which is created when the sun's heat is trapped by certain gases in the Earth's atmosphere, like carbon dioxide. These gases absorb heat that would otherwise escape from the Earth's atmosphere. So-called "greenhouse gas" emissions have increased since the industrial revolution, caused by the burning of fossil fuels like coal, oil and gas, pollution from cars, methane from animal and other sources. Therefore, an unnatural amount of heat has been trapped which has caused the Earth's surface to warm.

What happened in New Orleans?


Drought and Climate Change by the End of the Century
A new study led by British climate researcher Eleanor Burke estimates that by 2100 up to a third of the planet could be unproductive desert due to global warming and related climate change. Major victims will be the poor countries of the Global South, who are already suffering from increased heatwaves, drought and desertification.
» Read the article on the study "The century of drought",  by Michael McCarthy (The Independent, October 4, 2006).
» Read the press release from the Climate Clinic.


Impacts of Environmental Degradation and Climate Change on Women
From a paper by enda (Environment and Development Action in the Third World). Some impacts include:

Water Stress: "Food and water insecurity is becoming a major threat to many people in the developing world and may endanger the lives of thousands of people in particular in Africa, Middle East Asia and South Pacific... Women are mainly responsibility for water collection therefore water scarcity is likely to put women under great environmental stress and force them to migrate."

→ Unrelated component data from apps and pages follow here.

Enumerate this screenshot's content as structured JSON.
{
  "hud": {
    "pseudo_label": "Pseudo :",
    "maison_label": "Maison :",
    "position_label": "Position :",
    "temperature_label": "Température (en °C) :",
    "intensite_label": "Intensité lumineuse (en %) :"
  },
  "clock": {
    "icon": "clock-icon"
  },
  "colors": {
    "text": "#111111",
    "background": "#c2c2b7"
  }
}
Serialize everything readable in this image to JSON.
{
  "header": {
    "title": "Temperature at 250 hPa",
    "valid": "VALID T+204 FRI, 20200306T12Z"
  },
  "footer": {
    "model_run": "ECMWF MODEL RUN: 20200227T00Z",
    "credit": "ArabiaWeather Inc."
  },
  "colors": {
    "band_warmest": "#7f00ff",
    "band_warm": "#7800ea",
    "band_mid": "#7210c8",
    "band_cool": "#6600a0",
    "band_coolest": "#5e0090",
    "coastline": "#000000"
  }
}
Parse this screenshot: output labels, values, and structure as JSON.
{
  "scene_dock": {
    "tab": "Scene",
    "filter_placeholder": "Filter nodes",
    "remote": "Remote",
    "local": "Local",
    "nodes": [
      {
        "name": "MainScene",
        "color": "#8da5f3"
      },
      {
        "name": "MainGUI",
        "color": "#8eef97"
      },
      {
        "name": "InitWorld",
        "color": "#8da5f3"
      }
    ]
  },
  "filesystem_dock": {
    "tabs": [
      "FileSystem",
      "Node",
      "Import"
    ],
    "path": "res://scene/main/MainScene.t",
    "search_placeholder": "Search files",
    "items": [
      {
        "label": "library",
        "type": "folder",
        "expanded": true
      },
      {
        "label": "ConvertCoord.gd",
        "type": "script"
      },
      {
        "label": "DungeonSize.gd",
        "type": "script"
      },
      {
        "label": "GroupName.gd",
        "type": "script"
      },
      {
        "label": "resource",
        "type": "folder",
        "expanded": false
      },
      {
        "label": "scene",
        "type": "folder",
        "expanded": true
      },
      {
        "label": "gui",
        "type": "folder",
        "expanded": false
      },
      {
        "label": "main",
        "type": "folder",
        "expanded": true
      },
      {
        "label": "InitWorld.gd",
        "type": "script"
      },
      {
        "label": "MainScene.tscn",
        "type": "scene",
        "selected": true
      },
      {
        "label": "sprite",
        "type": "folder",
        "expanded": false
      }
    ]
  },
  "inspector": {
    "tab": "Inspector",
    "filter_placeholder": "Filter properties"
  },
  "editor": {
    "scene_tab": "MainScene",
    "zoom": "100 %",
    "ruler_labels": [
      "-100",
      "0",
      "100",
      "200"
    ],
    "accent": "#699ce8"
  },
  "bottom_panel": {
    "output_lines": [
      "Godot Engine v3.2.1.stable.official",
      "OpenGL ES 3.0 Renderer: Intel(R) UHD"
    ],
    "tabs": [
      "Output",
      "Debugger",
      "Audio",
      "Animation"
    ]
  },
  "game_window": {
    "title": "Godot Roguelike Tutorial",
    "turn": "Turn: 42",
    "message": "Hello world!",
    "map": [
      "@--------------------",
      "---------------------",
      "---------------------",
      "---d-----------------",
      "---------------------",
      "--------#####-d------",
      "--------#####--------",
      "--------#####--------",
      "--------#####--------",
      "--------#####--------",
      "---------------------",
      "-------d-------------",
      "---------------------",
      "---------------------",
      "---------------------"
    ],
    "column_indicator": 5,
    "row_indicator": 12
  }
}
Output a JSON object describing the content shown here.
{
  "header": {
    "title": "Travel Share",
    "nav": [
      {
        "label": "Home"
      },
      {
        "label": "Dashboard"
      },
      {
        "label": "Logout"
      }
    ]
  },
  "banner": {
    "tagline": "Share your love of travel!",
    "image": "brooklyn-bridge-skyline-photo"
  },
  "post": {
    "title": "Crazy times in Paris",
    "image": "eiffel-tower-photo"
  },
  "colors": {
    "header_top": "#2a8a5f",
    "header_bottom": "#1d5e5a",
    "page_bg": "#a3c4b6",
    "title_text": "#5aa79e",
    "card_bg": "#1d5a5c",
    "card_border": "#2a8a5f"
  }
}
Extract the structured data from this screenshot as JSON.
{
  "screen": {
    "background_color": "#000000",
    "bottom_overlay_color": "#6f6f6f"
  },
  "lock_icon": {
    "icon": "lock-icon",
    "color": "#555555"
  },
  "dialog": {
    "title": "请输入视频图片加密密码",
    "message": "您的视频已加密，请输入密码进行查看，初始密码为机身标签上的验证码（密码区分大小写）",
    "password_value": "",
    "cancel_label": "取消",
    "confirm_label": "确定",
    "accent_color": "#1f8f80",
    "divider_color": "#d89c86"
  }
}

Health Risks
: "Climate change is predicted to cause serious health problems related to cardiovascular, respiratory and other diseases..."

Food Insecurity, Environmental Degradation and Population Displacement, Desertification:
"Today, environmental degradation is already affecting women’s right to sustainable livelihoods. Climate change is just a much graver example of the complexity of environmental stress and how it affects women. Women have a multi-dimensional role as mothers, providers, carers and often natural resource managers. A lot of women find themselves in position where they are heading the family. Economic depression and unemployment in many developing countries have forced women into a situation where the bread winning burden is added to their litany of daily chores. Climate change would undoubtedly cause further environmental hazards that would mean loss of revenue for women in agricultural, industry, fisheries industries notably. Poverty, an acute problem amongst women population will further claim more victims especially among the female population in both rural and urban areas of the developing world."